Many people are carrying a smartphone which has a GPS and/or GLONASS sensor in it, any application on such devices can easily track them. With all the intelligence built into the device by using their own location servers, apps on the devices can track the user location to a great deal of accuracy.

We are well aware of the fact that the Telco Provider could track down a subscriber using Cell Tower Triangulation. But it is the trust between the consumer and the mobile company that this information is not shared with anyone until the consent is given or in case of emergencies.

In the smartphone, there are all variations of app developers coming into existence who wants to provide the innovative experience to the consumer by using geo-location as a parameter. Can we trust them all or how do we know that the location is used only for a specific purpose. How do we ensure that the data captured on location aspects is not retained forever?

Since it is getting all over the place including a gaming site, social site, navigation site, and also some Marketers who want to push coupons, etc. it is a matter of concern.

How to control it?

Below are some of the important aspects to provide the controls à

1.       Regulations

In some countries, data privacy regulations have already defined the terms and conditions of the usage of location through the mobile devices. Interpretation of location privacy differs from country to country. For e.g. If the Person A hires car from a rental company XYZ then XYZ can enforce the rule that the GPS device should be taken along with car so that it can track its asset. In doing so, XYZ is inevitably tracking the Person A. In some countries, rights are with the company XYZ and in some places Person A is supported to decline the GPS device.


Below are some of the key regulations à


IETF GeoPriv à

W3C P3P à

FIDIS in Europe à


2.       LBS Provider responsibility


Any app which is reading user location should always take consent from the user before using it.

It should also provide in written, the privacy policy with details of how the location data will be used, what will be retention policy of such data, will it be used by any third party, etc.

As of today, all the apps that are installed on the devices ask the user during installation process about the usage of location but not necessarily during the application usage. As a regular user, I may just install the app without giving much thought on it and fall victim to the misuse.


LBS Provider can also adapt innovative ways of dealing with location data as given below à


Relative Location aapture

For e.g. Friend Finder App in which the two friends are notified to each other when they are in the proximity of say 1 mile, such app need not store the actual location information at all but only relative information. By using the relative location information, user privacy is honored and also the value added service is provided.

                         Anonymous data capture

In some apps, only thing that the app may be interested in is the number of people at one location and do not need to know who are all the people at this location. In such cases only aggregated information should be stored  without violating the user privacy.

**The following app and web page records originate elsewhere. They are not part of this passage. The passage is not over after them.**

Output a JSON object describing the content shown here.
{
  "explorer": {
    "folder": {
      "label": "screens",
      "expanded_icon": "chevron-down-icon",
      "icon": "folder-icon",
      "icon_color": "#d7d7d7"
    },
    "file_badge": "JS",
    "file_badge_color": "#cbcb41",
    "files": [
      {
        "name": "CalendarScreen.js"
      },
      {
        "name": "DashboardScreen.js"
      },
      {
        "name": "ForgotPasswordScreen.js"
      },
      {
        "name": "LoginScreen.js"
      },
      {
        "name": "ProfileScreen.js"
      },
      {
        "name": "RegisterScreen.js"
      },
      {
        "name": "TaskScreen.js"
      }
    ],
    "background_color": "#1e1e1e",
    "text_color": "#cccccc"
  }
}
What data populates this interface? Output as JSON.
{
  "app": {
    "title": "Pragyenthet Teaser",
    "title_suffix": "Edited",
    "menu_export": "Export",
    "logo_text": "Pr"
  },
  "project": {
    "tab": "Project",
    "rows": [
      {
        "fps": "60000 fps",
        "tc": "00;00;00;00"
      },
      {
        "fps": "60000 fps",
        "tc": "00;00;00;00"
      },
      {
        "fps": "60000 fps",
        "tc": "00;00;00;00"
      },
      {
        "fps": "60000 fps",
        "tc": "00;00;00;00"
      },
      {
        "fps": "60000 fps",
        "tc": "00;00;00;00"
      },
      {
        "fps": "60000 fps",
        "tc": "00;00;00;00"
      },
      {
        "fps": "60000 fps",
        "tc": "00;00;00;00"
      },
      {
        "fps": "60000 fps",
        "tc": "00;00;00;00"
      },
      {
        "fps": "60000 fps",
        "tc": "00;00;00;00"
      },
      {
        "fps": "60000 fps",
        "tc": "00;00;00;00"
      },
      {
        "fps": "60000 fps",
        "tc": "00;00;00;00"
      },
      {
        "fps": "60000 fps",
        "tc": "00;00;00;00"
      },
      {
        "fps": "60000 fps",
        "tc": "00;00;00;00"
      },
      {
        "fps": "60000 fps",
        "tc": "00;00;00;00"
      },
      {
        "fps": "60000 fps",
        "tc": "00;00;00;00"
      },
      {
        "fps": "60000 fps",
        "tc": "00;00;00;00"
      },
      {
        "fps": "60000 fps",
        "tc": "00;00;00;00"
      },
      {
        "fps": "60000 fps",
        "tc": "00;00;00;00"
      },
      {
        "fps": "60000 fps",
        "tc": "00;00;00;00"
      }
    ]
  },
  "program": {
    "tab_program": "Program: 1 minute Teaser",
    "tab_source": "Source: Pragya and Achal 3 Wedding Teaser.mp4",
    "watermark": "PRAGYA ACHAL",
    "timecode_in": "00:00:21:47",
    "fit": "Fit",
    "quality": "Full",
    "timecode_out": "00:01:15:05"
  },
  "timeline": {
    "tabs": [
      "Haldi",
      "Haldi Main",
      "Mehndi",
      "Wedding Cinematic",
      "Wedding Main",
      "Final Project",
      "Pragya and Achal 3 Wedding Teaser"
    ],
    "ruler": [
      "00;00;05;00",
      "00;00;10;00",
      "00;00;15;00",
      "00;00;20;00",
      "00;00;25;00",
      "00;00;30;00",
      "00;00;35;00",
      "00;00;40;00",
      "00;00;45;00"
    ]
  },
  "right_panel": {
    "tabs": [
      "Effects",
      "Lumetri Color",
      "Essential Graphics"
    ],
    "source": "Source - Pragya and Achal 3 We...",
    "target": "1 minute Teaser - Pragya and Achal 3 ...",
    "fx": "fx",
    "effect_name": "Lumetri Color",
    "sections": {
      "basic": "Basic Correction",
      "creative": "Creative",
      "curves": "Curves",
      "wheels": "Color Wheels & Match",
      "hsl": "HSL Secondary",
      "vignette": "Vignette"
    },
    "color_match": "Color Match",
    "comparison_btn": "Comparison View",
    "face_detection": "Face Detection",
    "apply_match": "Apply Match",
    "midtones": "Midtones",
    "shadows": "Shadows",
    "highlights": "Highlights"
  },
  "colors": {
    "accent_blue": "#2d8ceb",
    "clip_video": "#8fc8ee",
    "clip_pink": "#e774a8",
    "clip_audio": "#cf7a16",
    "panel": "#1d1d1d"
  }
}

                        Time bound location data

Location data should be used and discarded immediately after use. One-time use policy can be applied on this data so that it is not retained. If it is needed for reporting purpose, maximum some one should be allowed is 6 months to retain the user location data.

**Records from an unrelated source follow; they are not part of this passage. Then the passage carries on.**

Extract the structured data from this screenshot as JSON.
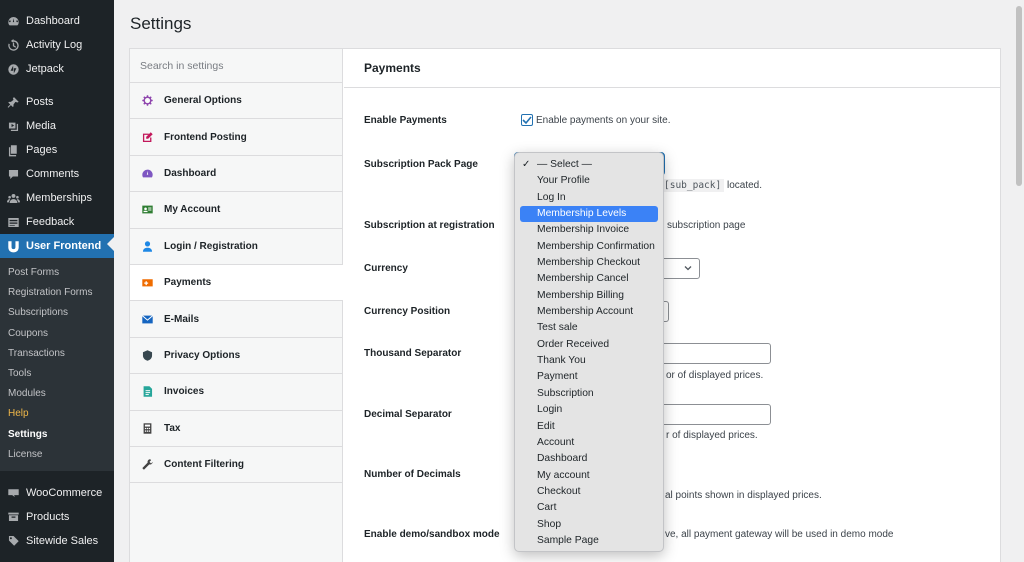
{
  "sidebar": {
    "top_items": [
      {
        "label": "Dashboard",
        "icon": "dashboard-icon"
      },
      {
        "label": "Activity Log",
        "icon": "history-icon"
      },
      {
        "label": "Jetpack",
        "icon": "jetpack-icon"
      }
    ],
    "mid_items": [
      {
        "label": "Posts",
        "icon": "pin-icon"
      },
      {
        "label": "Media",
        "icon": "media-icon"
      },
      {
        "label": "Pages",
        "icon": "pages-icon"
      },
      {
        "label": "Comments",
        "icon": "comments-icon"
      },
      {
        "label": "Memberships",
        "icon": "memberships-icon"
      },
      {
        "label": "Feedback",
        "icon": "feedback-icon"
      }
    ],
    "current_item": {
      "label": "User Frontend",
      "icon": "user-frontend-icon"
    },
    "submenu": [
      "Post Forms",
      "Registration Forms",
      "Subscriptions",
      "Coupons",
      "Transactions",
      "Tools",
      "Modules",
      "Help",
      "Settings",
      "License"
    ],
    "bottom_items": [
      {
        "label": "WooCommerce",
        "icon": "woocommerce-icon"
      },
      {
        "label": "Products",
        "icon": "products-icon"
      },
      {
        "label": "Sitewide Sales",
        "icon": "sitewide-sales-icon"
      }
    ]
  },
  "page": {
    "title": "Settings"
  },
  "settings_nav": {
    "search_placeholder": "Search in settings",
    "items": [
      {
        "label": "General Options",
        "icon": "gear-icon"
      },
      {
        "label": "Frontend Posting",
        "icon": "edit-icon"
      },
      {
        "label": "Dashboard",
        "icon": "dashboard-icon"
      },
      {
        "label": "My Account",
        "icon": "id-card-icon"
      },
      {
        "label": "Login / Registration",
        "icon": "user-icon"
      },
      {
        "label": "Payments",
        "icon": "payments-icon"
      },
      {
        "label": "E-Mails",
        "icon": "envelope-icon"
      },
      {
        "label": "Privacy Options",
        "icon": "shield-icon"
      },
      {
        "label": "Invoices",
        "icon": "invoice-icon"
      },
      {
        "label": "Tax",
        "icon": "tax-icon"
      },
      {
        "label": "Content Filtering",
        "icon": "wrench-icon"
      }
    ],
    "active": "Payments"
  },
  "payments": {
    "section_title": "Payments",
    "enable_payments": {
      "label": "Enable Payments",
      "checkbox_label": "Enable payments on your site.",
      "checked": true
    },
    "subscription_pack_page": {
      "label": "Subscription Pack Page",
      "desc_code": "[sub_pack]",
      "desc_tail": "located."
    },
    "subscription_at_registration": {
      "label": "Subscription at registration",
      "desc_tail": "subscription page"
    },
    "currency": {
      "label": "Currency"
    },
    "currency_position": {
      "label": "Currency Position"
    },
    "thousand_separator": {
      "label": "Thousand Separator",
      "desc_tail": "or of displayed prices."
    },
    "decimal_separator": {
      "label": "Decimal Separator",
      "desc_tail": "r of displayed prices."
    },
    "number_of_decimals": {
      "label": "Number of Decimals",
      "desc_tail": "al points shown in displayed prices."
    },
    "demo_mode": {
      "label": "Enable demo/sandbox mode",
      "desc_tail": "ve, all payment gateway will be used in demo mode"
    }
  },
  "dropdown": {
    "options": [
      "— Select —",
      "Your Profile",
      "Log In",
      "Membership Levels",
      "Membership Invoice",
      "Membership Confirmation",
      "Membership Checkout",
      "Membership Cancel",
      "Membership Billing",
      "Membership Account",
      "Test sale",
      "Order Received",
      "Thank You",
      "Payment",
      "Subscription",
      "Login",
      "Edit",
      "Account",
      "Dashboard",
      "My account",
      "Checkout",
      "Cart",
      "Shop",
      "Sample Page"
    ],
    "checked_option": "— Select —",
    "highlighted_option": "Membership Levels"
  },
  "colors": {
    "sidebar_bg": "#1d2327",
    "accent": "#2271b1",
    "highlight": "#3b82f6",
    "help_orange": "#f0b849"
  }
}
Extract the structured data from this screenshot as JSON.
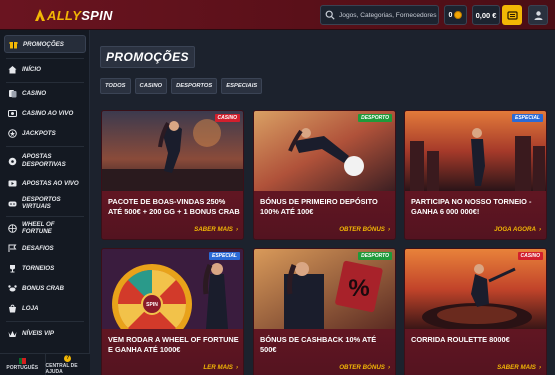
{
  "header": {
    "logo_prefix": "ALLY",
    "logo_suffix": "SPIN",
    "search_placeholder": "Jogos, Categorias, Fornecedores",
    "gg_balance": "0",
    "balance": "0,00 €"
  },
  "sidebar": {
    "items": [
      {
        "label": "PROMOÇÕES",
        "icon": "gift-icon"
      },
      {
        "label": "INÍCIO",
        "icon": "home-icon"
      },
      {
        "label": "CASINO",
        "icon": "cards-icon"
      },
      {
        "label": "CASINO AO VIVO",
        "icon": "live-icon"
      },
      {
        "label": "JACKPOTS",
        "icon": "jackpot-icon"
      },
      {
        "label": "APOSTAS DESPORTIVAS",
        "icon": "sports-icon"
      },
      {
        "label": "APOSTAS AO VIVO",
        "icon": "live-bet-icon"
      },
      {
        "label": "DESPORTOS VIRTUAIS",
        "icon": "virtual-icon"
      },
      {
        "label": "WHEEL OF FORTUNE",
        "icon": "wheel-icon"
      },
      {
        "label": "DESAFIOS",
        "icon": "challenge-icon"
      },
      {
        "label": "TORNEIOS",
        "icon": "trophy-icon"
      },
      {
        "label": "BONUS CRAB",
        "icon": "crab-icon"
      },
      {
        "label": "LOJA",
        "icon": "shop-icon"
      },
      {
        "label": "NÍVEIS VIP",
        "icon": "vip-icon"
      }
    ],
    "footer": {
      "language": "PORTUGUÊS",
      "help": "CENTRAL DE AJUDA"
    }
  },
  "main": {
    "title": "PROMOÇÕES",
    "filters": [
      "TODOS",
      "CASINO",
      "DESPORTOS",
      "ESPECIAIS"
    ],
    "cards": [
      {
        "title": "PACOTE DE BOAS-VINDAS 250% ATÉ 500€ + 200 GG + 1 BONUS CRAB",
        "cta": "SABER MAIS",
        "badge": "CASINO",
        "badge_color": "#d21f2d"
      },
      {
        "title": "BÓNUS DE PRIMEIRO DEPÓSITO 100% ATÉ 100€",
        "cta": "OBTER BÓNUS",
        "badge": "DESPORTO",
        "badge_color": "#1f9a3a"
      },
      {
        "title": "PARTICIPA NO NOSSO TORNEIO - GANHA 6 000 000€!",
        "cta": "JOGA AGORA",
        "badge": "ESPECIAL",
        "badge_color": "#2a6ad6"
      },
      {
        "title": "VEM RODAR A WHEEL OF FORTUNE E GANHA ATÉ 1000€",
        "cta": "LER MAIS",
        "badge": "ESPECIAL",
        "badge_color": "#2a6ad6"
      },
      {
        "title": "BÓNUS DE CASHBACK 10% ATÉ 500€",
        "cta": "OBTER BÓNUS",
        "badge": "DESPORTO",
        "badge_color": "#1f9a3a"
      },
      {
        "title": "CORRIDA ROULETTE 8000€",
        "cta": "SABER MAIS",
        "badge": "CASINO",
        "badge_color": "#d21f2d"
      }
    ]
  },
  "colors": {
    "accent": "#f2b705",
    "card_bg": "#5b1520",
    "sidebar_bg": "#141922"
  }
}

3.       Consumer Awareness


As a regular user, I should understand the possible implications on sharing the location data. It is as much a responsibility of the consumer as it is of the LBS Provider. User should ensure that the location data sharing and retention policy is well understood and only after reading it, access should be given. Also user should have right to turn off the location feature anytime from the application.


Is it the End of Privacy?

                My answer is NO as I see the progress made in regulations, responsible LBS Providers and the maturity obtained by the consumers. Again privacy of data is as long as you control it so whether you see it as a different way, I leave it upto you and invite you for the discussion on this blog.


Subscribe to this blog's feed

Follow us on